--- Your goal ---
The records must be returned word for word.
[Opening Records for the task section]
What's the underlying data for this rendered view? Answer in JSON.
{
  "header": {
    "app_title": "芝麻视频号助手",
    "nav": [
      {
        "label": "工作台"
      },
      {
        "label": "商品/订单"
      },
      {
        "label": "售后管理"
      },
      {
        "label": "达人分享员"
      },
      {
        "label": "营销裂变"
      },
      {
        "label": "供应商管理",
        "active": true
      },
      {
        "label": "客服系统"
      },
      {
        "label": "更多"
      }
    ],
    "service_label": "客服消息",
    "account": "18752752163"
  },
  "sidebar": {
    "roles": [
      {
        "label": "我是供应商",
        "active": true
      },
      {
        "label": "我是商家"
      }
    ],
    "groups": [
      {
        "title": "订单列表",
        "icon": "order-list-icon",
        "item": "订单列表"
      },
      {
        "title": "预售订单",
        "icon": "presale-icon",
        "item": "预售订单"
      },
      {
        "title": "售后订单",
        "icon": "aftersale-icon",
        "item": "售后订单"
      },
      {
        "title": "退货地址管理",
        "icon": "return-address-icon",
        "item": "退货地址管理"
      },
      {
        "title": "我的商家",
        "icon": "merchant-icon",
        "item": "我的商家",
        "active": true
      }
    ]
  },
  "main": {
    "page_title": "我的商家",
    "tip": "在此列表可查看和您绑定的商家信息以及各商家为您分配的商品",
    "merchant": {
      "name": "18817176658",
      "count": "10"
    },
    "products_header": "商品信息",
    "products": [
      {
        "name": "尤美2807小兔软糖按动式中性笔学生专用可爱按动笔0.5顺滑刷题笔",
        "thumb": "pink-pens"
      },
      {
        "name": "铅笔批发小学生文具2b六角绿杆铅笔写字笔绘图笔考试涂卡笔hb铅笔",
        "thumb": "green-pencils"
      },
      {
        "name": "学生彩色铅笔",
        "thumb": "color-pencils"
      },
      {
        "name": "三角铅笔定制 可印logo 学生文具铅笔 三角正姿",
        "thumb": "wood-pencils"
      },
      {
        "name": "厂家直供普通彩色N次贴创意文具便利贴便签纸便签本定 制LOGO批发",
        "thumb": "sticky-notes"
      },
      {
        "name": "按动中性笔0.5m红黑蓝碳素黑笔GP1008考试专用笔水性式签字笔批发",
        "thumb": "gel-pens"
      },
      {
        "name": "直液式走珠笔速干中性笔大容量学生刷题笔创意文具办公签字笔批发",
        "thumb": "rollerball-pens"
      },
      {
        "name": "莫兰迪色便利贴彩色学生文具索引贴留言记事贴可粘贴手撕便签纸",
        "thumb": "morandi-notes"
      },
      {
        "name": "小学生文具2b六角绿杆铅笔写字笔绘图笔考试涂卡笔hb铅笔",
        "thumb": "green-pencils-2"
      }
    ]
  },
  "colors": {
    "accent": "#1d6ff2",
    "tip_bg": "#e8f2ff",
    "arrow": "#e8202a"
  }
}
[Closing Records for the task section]
--- Expected output ---
What's the underlying data for this rendered view? Answer in JSON.
{
  "header": {
    "app_title": "芝麻视频号助手",
    "nav": [
      {
        "label": "工作台"
      },
      {
        "label": "商品/订单"
      },
      {
        "label": "售后管理"
      },
      {
        "label": "达人分享员"
      },
      {
        "label": "营销裂变"
      },
      {
        "label": "供应商管理",
        "active": true
      },
      {
        "label": "客服系统"
      },
      {
        "label": "更多"
      }
    ],
    "service_label": "客服消息",
    "account": "18752752163"
  },
  "sidebar": {
    "roles": [
      {
        "label": "我是供应商",
        "active": true
      },
      {
        "label": "我是商家"
      }
    ],
    "groups": [
      {
        "title": "订单列表",
        "icon": "order-list-icon",
        "item": "订单列表"
      },
      {
        "title": "预售订单",
        "icon": "presale-icon",
        "item": "预售订单"
      },
      {
        "title": "售后订单",
        "icon": "aftersale-icon",
        "item": "售后订单"
      },
      {
        "title": "退货地址管理",
        "icon": "return-address-icon",
        "item": "退货地址管理"
      },
      {
        "title": "我的商家",
        "icon": "merchant-icon",
        "item": "我的商家",
        "active": true
      }
    ]
  },
  "main": {
    "page_title": "我的商家",
    "tip": "在此列表可查看和您绑定的商家信息以及各商家为您分配的商品",
    "merchant": {
      "name": "18817176658",
      "count": "10"
    },
    "products_header": "商品信息",
    "products": [
      {
        "name": "尤美2807小兔软糖按动式中性笔学生专用可爱按动笔0.5顺滑刷题笔",
        "thumb": "pink-pens"
      },
      {
        "name": "铅笔批发小学生文具2b六角绿杆铅笔写字笔绘图笔考试涂卡笔hb铅笔",
        "thumb": "green-pencils"
      },
      {
        "name": "学生彩色铅笔",
        "thumb": "color-pencils"
      },
      {
        "name": "三角铅笔定制 可印logo 学生文具铅笔 三角正姿",
        "thumb": "wood-pencils"
      },
      {
        "name": "厂家直供普通彩色N次贴创意文具便利贴便签纸便签本定 制LOGO批发",
        "thumb": "sticky-notes"
      },
      {
        "name": "按动中性笔0.5m红黑蓝碳素黑笔GP1008考试专用笔水性式签字笔批发",
        "thumb": "gel-pens"
      },
      {
        "name": "直液式走珠笔速干中性笔大容量学生刷题笔创意文具办公签字笔批发",
        "thumb": "rollerball-pens"
      },
      {
        "name": "莫兰迪色便利贴彩色学生文具索引贴留言记事贴可粘贴手撕便签纸",
        "thumb": "morandi-notes"
      },
      {
        "name": "小学生文具2b六角绿杆铅笔写字笔绘图笔考试涂卡笔hb铅笔",
        "thumb": "green-pencils-2"
      }
    ]
  },
  "colors": {
    "accent": "#1d6ff2",
    "tip_bg": "#e8f2ff",
    "arrow": "#e8202a"
  }
}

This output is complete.